pharmacological trials inform treatment of manic/mixed episodes, whereas fewer data address bipolar depression and maintenance/continuation treatment. Adjunctive psychosocial treatment
provides a forum for psychoeducation and targets primarily depressive symptoms. Numerous neurocognitive and neuroimaging studies, and increasing peripheral biomarker studies, largely converge with prior findings from adults with BD.

Conclusions: As data have accumulated and controversy has dissipated, the field has moved past existential questions about PBD toward defining and pursuing pressing clinical and scientific priorities that remain. The overall body of evidence supports the position that perceptions about
marked international (U.S. versus elsewhere) and developmental (pediatric vs. adult) differences have been overstated, although additional research on these topics is warranted. Traction toward improved outcomes will be supported by continued emphasis on pathophysiology and novel
therapeutics.

Bibliographic note

This is the peer reviewed version of the following article:Goldstein BI, Birmaher B, Carlson GA, et al. The International Society for Bipolar Disorders Task Force report on pediatric bipolar disorder: Knowledge to date and directions for future research.
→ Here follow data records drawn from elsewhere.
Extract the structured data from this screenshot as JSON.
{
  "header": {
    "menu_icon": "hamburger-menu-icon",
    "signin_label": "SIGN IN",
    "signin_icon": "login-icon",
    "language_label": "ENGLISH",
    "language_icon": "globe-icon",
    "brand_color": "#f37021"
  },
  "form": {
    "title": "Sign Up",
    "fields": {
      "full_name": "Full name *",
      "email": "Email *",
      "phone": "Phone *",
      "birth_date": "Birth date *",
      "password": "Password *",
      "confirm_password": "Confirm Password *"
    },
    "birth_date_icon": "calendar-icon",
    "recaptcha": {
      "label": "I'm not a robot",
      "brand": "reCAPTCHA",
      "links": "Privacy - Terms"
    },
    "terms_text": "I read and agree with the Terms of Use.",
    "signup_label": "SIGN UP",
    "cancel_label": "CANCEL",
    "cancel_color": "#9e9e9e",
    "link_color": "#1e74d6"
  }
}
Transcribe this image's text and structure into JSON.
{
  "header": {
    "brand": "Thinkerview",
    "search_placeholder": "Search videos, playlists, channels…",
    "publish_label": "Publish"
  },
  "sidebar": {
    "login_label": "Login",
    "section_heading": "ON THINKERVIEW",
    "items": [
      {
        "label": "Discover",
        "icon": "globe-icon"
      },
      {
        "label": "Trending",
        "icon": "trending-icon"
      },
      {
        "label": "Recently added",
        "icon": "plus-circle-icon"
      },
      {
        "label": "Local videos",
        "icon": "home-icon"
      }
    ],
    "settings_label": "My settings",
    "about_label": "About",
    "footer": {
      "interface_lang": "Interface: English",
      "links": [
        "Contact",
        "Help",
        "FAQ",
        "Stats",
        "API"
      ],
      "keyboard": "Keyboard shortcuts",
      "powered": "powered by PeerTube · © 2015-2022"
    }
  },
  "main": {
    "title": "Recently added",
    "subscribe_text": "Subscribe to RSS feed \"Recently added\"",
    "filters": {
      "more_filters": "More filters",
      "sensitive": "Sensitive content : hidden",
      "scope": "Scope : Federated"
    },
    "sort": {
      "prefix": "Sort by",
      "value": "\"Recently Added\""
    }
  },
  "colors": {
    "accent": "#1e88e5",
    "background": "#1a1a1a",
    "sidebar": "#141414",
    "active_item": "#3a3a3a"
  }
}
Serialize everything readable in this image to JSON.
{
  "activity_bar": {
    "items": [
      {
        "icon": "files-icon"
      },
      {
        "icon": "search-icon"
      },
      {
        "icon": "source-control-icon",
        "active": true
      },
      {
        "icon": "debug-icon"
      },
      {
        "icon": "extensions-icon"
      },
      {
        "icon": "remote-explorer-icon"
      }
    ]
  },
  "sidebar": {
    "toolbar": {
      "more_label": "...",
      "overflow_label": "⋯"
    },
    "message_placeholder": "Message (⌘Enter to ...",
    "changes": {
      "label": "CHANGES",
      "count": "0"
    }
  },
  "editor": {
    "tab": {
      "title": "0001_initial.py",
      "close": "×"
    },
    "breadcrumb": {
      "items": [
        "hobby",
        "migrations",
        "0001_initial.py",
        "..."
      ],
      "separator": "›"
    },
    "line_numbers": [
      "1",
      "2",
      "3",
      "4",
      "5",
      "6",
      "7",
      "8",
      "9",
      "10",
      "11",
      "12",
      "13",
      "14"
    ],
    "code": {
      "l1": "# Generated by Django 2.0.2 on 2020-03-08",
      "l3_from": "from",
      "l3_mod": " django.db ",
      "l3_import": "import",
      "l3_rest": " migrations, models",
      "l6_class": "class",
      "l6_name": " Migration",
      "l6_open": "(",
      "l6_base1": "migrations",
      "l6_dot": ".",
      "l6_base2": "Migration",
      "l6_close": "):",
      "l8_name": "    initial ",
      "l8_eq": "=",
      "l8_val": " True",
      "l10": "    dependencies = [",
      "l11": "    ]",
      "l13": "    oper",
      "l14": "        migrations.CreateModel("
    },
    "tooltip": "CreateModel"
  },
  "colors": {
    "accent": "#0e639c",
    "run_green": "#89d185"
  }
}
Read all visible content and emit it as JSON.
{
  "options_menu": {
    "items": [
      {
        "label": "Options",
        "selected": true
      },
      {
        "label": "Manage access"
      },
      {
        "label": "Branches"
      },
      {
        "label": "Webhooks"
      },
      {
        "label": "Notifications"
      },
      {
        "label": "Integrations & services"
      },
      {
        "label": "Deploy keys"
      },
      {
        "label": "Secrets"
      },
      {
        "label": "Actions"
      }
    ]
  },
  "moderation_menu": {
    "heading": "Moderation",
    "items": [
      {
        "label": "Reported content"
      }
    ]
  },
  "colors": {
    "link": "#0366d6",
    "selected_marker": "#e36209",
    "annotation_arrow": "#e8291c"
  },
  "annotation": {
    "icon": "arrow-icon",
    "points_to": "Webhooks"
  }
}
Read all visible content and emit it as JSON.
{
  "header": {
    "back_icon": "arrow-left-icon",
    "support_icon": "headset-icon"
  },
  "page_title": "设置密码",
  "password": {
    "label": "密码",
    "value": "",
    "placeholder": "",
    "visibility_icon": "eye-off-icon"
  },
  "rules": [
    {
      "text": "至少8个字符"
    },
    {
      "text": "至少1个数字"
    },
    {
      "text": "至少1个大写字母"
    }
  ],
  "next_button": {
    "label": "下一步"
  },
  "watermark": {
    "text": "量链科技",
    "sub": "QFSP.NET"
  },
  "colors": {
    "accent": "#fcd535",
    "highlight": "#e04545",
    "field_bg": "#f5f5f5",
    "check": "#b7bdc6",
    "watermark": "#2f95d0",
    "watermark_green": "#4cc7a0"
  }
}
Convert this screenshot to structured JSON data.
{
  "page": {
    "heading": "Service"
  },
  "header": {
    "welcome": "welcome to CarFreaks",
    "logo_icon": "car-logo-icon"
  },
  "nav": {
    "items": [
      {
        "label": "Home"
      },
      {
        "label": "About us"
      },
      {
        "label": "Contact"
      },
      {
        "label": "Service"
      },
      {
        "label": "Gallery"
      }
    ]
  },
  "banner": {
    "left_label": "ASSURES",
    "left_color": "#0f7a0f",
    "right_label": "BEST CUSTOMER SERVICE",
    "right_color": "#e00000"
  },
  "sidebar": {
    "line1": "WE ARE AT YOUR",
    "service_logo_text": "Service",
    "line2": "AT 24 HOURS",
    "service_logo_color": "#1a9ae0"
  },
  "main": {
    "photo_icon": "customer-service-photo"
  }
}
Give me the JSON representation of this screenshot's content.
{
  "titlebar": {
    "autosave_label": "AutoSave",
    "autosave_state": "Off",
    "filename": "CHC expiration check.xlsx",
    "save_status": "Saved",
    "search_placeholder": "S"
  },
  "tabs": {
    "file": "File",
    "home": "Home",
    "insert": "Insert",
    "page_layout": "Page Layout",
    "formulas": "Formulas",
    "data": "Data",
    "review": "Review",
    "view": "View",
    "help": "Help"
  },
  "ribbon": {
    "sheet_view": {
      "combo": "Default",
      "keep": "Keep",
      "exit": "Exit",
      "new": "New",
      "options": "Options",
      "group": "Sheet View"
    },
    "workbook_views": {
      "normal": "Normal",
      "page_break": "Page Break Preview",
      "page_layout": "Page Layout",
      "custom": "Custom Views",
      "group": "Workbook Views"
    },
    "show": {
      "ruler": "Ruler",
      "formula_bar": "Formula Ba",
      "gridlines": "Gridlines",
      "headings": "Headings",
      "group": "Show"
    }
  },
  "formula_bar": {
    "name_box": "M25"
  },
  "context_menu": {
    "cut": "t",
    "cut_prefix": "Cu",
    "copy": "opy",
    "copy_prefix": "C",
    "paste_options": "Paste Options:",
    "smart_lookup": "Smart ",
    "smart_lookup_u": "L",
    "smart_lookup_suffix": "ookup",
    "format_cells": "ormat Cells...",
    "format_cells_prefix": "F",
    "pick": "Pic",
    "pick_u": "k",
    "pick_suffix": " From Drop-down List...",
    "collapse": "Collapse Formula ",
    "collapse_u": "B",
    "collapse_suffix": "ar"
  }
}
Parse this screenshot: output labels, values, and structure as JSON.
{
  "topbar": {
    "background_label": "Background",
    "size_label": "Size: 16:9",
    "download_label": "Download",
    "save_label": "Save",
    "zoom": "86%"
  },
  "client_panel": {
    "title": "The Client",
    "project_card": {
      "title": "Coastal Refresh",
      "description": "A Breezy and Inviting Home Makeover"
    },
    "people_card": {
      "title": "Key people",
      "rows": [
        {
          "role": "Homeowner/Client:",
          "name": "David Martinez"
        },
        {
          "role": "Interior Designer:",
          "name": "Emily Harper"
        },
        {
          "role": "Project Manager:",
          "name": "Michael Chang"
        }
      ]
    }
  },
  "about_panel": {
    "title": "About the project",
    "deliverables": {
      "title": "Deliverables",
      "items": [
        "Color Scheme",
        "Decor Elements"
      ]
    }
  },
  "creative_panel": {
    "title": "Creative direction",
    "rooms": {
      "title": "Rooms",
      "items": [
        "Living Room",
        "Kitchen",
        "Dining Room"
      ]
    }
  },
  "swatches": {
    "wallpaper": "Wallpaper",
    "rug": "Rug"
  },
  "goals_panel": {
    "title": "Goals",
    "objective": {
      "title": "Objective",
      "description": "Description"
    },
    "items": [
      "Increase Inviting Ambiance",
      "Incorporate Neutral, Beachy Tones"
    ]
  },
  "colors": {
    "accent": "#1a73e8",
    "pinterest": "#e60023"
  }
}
Bipolar Disord. 2017;19:524–543. https://doi.org/10.1111/bdi.12556 which has been published in final form at http://onlinelibrary.wiley.com/doi/10.1111/bdi.12556/abstract This article may be used for non-commercial purposes in accordance With Wiley Terms and Conditions for self-archiving.